Historians who decry attempts to compare Bonaparte with Hitler and Stalin are frankly wasting their time. OK, the first French Emperor’s government could not claim quite so big a body count as those of Hitler or Stalin, but his actions did nonetheless lead to millions of deaths across Europe. OK, Bonaparte created the Banque de France, a new education system, and the Code Napoleon, and revolutionised government and institutions across Europe, but does that really make up for all the bodies strewn across the continent from Madrid to Moscow in the wake of his wars? Estimates as to how many died because of the Napoleonic conflict range from 3.5 million to 6 million – with 1 million of them from France. At least some of Bonaparte’s soldiers ultimately got wise to their raw deal: towards the end of the Peninsular War, French graffiti was discovered on a Spanish wall that read:
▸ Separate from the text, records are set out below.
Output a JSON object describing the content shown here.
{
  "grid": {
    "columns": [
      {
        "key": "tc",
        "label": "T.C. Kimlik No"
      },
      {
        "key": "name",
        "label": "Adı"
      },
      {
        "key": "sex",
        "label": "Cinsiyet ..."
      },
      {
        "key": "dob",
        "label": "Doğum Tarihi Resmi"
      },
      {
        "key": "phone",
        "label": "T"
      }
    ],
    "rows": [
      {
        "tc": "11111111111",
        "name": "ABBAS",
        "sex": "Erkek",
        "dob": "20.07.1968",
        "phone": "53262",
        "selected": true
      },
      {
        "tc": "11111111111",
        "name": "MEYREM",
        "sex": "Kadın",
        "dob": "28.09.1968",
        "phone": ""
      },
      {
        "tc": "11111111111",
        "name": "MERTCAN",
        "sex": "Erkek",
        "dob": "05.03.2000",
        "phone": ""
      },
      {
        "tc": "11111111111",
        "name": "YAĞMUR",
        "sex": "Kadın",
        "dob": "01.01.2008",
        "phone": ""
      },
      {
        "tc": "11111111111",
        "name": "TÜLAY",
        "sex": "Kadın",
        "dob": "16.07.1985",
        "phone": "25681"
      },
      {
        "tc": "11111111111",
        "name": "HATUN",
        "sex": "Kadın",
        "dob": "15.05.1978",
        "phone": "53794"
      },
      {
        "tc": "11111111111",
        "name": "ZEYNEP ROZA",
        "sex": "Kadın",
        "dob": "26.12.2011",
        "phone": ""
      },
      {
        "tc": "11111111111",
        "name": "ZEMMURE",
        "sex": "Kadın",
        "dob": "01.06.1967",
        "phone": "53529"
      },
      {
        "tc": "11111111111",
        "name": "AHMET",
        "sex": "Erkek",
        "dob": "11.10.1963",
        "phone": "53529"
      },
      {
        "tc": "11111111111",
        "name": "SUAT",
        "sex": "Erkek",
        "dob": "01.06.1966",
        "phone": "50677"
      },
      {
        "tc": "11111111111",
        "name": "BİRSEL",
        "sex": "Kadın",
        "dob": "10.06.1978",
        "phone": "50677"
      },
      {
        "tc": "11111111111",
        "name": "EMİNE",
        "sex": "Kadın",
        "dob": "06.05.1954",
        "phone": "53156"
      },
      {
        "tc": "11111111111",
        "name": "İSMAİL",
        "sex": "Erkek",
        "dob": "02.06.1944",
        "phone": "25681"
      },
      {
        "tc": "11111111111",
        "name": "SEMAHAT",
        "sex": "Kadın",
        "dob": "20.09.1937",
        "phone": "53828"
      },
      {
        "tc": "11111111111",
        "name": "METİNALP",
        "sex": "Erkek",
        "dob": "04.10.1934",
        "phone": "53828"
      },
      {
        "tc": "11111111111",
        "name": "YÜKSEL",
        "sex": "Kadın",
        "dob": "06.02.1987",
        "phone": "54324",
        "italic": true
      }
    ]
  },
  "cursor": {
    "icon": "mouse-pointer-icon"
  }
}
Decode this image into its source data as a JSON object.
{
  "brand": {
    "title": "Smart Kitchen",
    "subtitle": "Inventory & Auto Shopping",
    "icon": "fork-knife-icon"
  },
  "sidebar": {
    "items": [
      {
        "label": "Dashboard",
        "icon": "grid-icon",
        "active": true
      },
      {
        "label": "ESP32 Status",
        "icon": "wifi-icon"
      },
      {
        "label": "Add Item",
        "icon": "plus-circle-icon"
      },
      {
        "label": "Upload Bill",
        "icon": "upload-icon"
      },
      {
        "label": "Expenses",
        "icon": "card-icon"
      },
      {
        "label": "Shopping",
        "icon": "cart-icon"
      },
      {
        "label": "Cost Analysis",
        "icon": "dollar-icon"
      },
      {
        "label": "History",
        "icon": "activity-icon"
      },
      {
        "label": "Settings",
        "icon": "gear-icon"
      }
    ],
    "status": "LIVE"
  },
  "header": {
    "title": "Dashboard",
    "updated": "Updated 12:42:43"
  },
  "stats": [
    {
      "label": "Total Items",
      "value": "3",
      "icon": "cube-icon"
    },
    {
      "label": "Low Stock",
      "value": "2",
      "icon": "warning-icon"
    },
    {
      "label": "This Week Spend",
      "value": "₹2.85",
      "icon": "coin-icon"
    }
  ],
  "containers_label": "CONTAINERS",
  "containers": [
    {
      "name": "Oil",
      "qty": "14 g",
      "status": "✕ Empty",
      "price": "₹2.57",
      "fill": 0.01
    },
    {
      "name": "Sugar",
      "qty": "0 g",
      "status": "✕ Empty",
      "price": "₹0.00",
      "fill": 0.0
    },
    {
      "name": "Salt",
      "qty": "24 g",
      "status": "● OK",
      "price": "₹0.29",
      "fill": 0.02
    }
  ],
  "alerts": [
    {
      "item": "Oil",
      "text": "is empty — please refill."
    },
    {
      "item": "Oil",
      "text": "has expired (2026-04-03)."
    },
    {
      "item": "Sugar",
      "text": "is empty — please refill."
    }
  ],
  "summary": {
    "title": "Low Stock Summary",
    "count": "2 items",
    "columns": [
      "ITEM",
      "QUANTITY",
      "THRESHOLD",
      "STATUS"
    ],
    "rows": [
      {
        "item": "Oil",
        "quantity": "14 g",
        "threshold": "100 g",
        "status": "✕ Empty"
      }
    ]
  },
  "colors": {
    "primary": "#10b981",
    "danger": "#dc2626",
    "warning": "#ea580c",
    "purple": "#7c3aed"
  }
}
The Spanish war: death for soldiers, ruin for officers, fortunes for generals
Furthermore, regardless as to how talented any figure from history is, megalomania is megalomania. Commenting on the 1802 referendum to name Bonaparte is Consul For Life, a soldier in the French army recalled in his memoirs:
We were summoned by our general who said “You are free to hold your own opinion. Nevertheless, I warn you that the first man not to vote for Napoleon as leader for life will be shot.”
Bonaparte’s regime was arguably the first to institute a personality cult around the leader. He arranged to have the Catholic Church’s Catechism to be rewritten and then read out by children in their schools:
– What do we owe to Napoleon?
– We owe to Napoleon I, our Emperor, love, respect, obedience, loyalty, military service, for the defence of the empire.
– Are there not particular reasons which should attach us to our Emperor?
– According to the Apostle Paul, those who do not render themselves worthy of eternal damnation.
The familiar lauding of Bonaparte as the ultimate Man of the Enlightenment thus needs to be tempered (to say the least) by the evidence. Whereas the 1789-94 revolutionary governments in France at least claimed kinship with the ideals of the Enlightenment, the country’s military dictator from 1799 had a phobia of open doors and consulted little red genies when formulating military strategy. Whereas the revolutionary governments effected religious freedom through the emancipation of Protestants and Jews, soon after he assumed absolute power, Bonaparte reinstated France’s Catholic Church as the only legal state religion. His motive for doing so was a textbook exercise in cynicism:
How can a state be well governed without the aid of religion? When a man dies of hunger next to another who is gorged, he cannot accept that disparity without some authority saying “God has decreed that there must be rich and poor, but in the afterlife for eternity it shall be the other way about.”
Put simply, the various claims that have been made about Bonaparte having created an enlightened liberal empire are more than a little tall. His Europe-wide project was less a liberal empire than a multinational family firm, in which he appointed his siblings to rule as monarchs in the countries that he had “liberated”, while at the same time reserving the right to step in with the French army if they were not ruling the way he wanted – as was the case with Spain in 1808.
Finally, perhaps most revealingly, few people in France – the country he ruled for sixteen years and had such an impact upon – feel like commemorating Bonaparte or any anniversary connected with him – although the Revolution and le quatorze juillet continue to be marked annually.